Previous development of Sitedesk had been funded by two directors at ACS Construction Group, a regional contractor based in Cheadle Hulme, Greater Manchester (both are now non-execs and retain 27% stakes in the company). Sitedesk is chaired by former Eleco Software COO Craig Slater (Eleco’s subsidiaries include Asta Development, the developer of Asta PowerProject). Another director is former Yuuguu (web conferencing and screen-sharing software) CTO Chris Sewart.
Rob told me the company had taken a conscious decision not to market itself aggressively in its early days, wanting to be sure that the product was right and to build up some customer adoption stories. However, sources tell me Rob was at BIMShowLive in Manchester in June, talking about use of Sitedesk on a school project in Waterlooville, Hampshire, following a presentation by Allister Lewis of Hampshire County Council. Rob tells me that the school has been completed and the final accounts are in; savings of £48,000 and the achievement of zero rework on the project have been directly attributed to Sitedesk by Jon Chew, Balfour Beatty’s site manager, he says.
Sitedesk provides secure access to data stored in a remote hosted environment and is accessible from mobile platforms (Windows and Apple iOS) as well as desktops or laptops. Being app-based, Sitedesk can also be used out on site even when there is no internet connectivity, and the interface is designed to be used even when workers are encumbered by hard-hats, safety glasses and gloves and working with devices in protective cases in poor weather.
The platform supports outputs from all the common BIM authoring tools – from Autodesk’s Revit and Civil 3D to Bentley Microstation, plus the IFC format – and is able to handle large, highly detailed, federated models. Sitedesk also enables users to deploy existing ‘paper-based’ forms and templates electronically as well as an inbuilt digital forms and workflow creator that allows automation of site processes (permits, quality, method statements and health and safety) without users having to change their workflows (and the notifications stay in Sitedesk, not being pushed as email – Should construction dump email?). The platform provides access to COBie data too, and Sitedesk have developed tools that allow subcontractors to provide required information in the right format direct to the data model.
I have yet to see a live demonstration of the technology, but from what I’ve learned to date Sitedesk appears a robust and user-friendly addition to the mobile BIM market. At last week’s COMIT community day, I heard BAM Nuttall’s Victor Snook talk enthusiastically about how his company was using Autodesk’s BIM 360 Field to capture data onsite, and Sitedesk seems to compete in the same market, along with Bentley Navigator Mobile (among others). Mobile-centric BIM collaboration is also attracting UK-based start-ups – this year, for example, I’ve talked about Basestone and about Cadbeam – while I expect the existing SaaS construction collaboration vendors will be thinking about adding mobile BIM capabilities to complement their existing platforms and mobile tools.

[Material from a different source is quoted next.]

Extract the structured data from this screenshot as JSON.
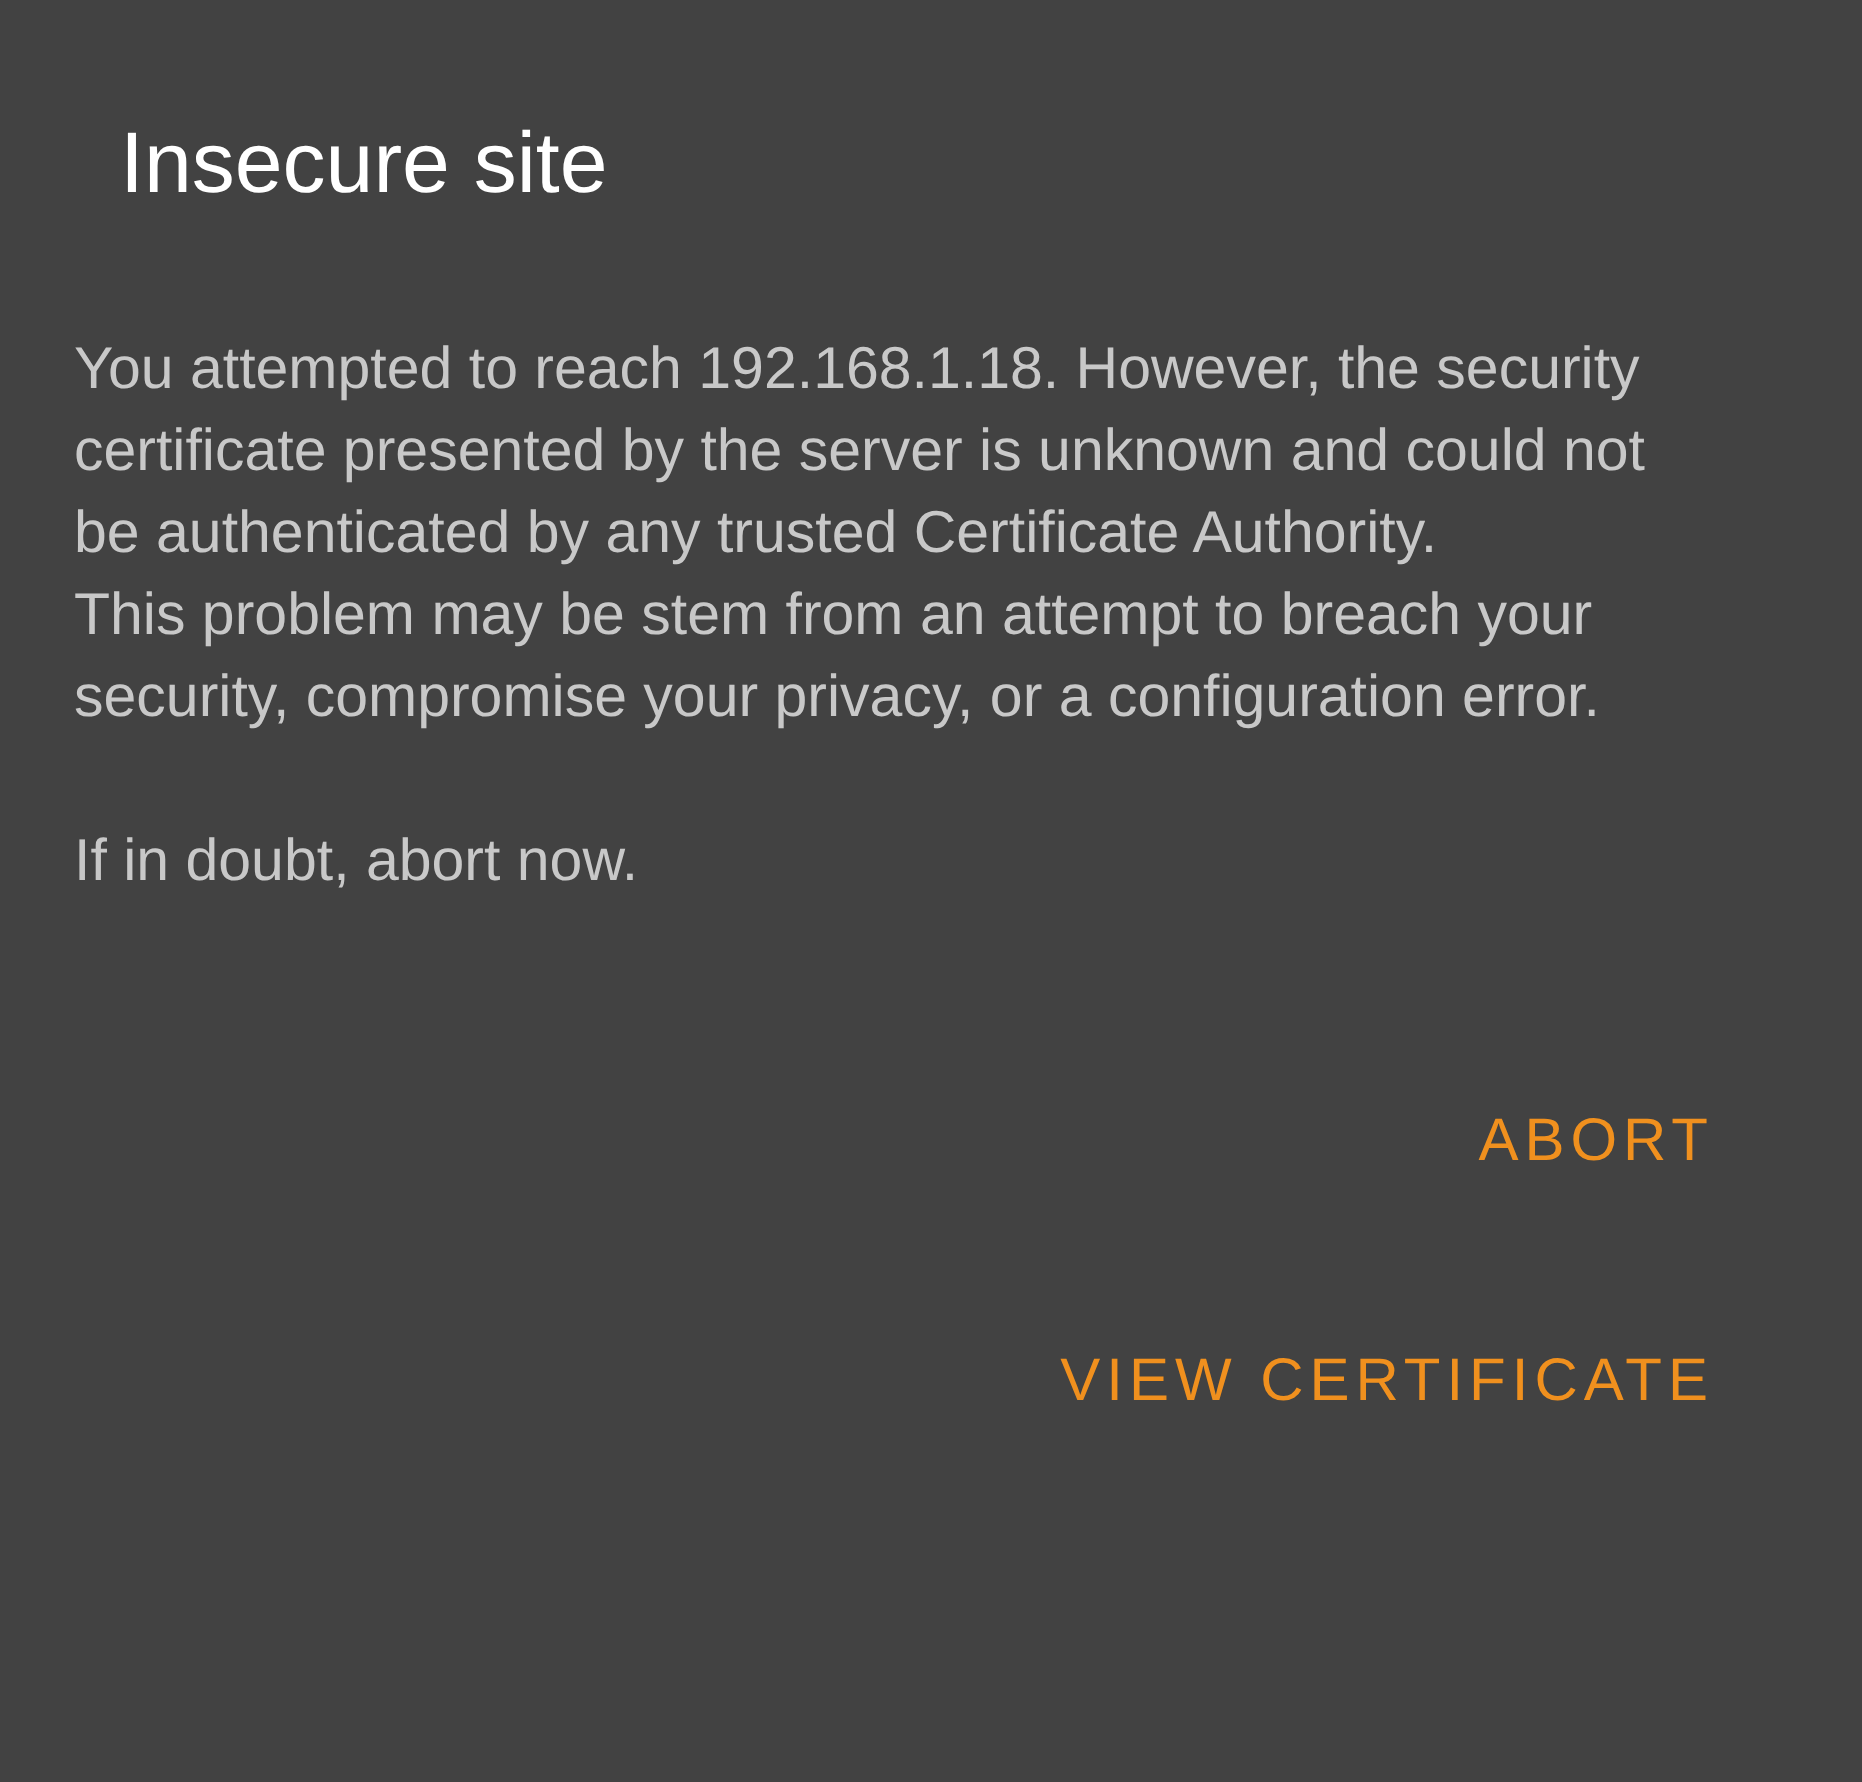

Instead of trying to develop their own solutions, perhaps working with Sitedesk might prove a quicker way to deliver such capabilities?
[* Disclosure: I was contacted by Sitedesk and provided PR consultancy services to the company including work on its news release. This blog post was not part of the deal.]